Over the years, we’ve discovered that advisory firms hit a series of walls when they add more staff, almost in accordance with the Fibonacci sequence (a pattern of numbers where each number is the sum of the two preceding numbers). They hit a wall at five people, eight, 13, 21 and so forth. By hitting a wall, I mean that quality control, staff management and the client experience all suffer.

Think about the challenges when each advisor has his or her approach to working with clients, developing recommendations and even producing reports. Far worse than applying a different approach to clients is when teams of individuals form cliques to pursue and serve clients a specific way for a specific need that is different from the firm’s stated strategy. Often, firms lack any consistent method of training, quality control or staff development. The unevenness ultimately hurts the firm brand because clients have distinctly different experiences. Even certain employees feel disadvantaged if they are on a team that is less productive or effective than another.

The good news is that this strain is caused by business growth, and therefore the problem is eminently fixable. The bad news is that partners and employees often grow attached to their way of doing business so changing their behavior requires mutual sacrifice for the good of the enterprise.

Organizational specialists provide a good resource for examining one’s business processes. In my experience, however, it has been most effective to begin with an understanding of the vision and strategy for the firm. If you are heading in the wrong direction, the last thing you want to do is get there more efficiently. Serious discussion, and ultimately agreement, on where you and other key people want to take the business provide a roadmap for the tough decisions around people, process, structure and systems. This self-examination also reveals who is on board with the corporate vision and who will be a detractor and should separate from the firm.

When advisory firms evolve from small to medium-sized, relationships experience strain and profitability suffers. Remember the awkwardness of adolescence, when your clothes did not fit right and mood swings ruled your day? Metamorphosis from one form into another requires patience and self-awareness.

When you hit a wall, ask the right questions: Are we all in agreement about the goal and how we get there? Is our strategy still relevant? Are we structured right to achieve our strategic goals? Do we have the right people doing the right things? Are we clear on what success looks like? Envision the form you want to take, and then build a bridge to carry your business to its next glorious stage.

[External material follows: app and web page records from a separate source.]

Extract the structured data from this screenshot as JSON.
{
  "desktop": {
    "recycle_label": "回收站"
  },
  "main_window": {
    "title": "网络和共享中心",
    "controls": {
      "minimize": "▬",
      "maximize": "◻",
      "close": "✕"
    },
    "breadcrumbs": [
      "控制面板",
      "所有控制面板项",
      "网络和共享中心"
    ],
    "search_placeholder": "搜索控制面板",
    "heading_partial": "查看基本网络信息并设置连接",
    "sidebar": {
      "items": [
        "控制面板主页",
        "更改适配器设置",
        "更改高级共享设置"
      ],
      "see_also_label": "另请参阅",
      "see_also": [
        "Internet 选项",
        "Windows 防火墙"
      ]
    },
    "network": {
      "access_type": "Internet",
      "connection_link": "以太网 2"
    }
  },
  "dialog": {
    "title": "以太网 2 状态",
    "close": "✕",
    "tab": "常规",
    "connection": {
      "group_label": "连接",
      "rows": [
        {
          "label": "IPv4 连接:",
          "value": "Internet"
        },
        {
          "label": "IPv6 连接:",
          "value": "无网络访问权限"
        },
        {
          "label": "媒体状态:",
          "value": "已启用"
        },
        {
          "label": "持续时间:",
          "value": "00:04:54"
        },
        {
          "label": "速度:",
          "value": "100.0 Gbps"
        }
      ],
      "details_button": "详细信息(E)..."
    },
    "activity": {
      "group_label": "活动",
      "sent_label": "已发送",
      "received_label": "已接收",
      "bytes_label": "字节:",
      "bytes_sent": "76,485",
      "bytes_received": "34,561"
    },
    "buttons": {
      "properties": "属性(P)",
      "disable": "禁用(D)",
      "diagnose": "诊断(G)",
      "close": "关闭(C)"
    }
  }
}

— Read Dealing With the Difficult: 5 Growth Strategies Advisors Ignore on ThinkAdvisor.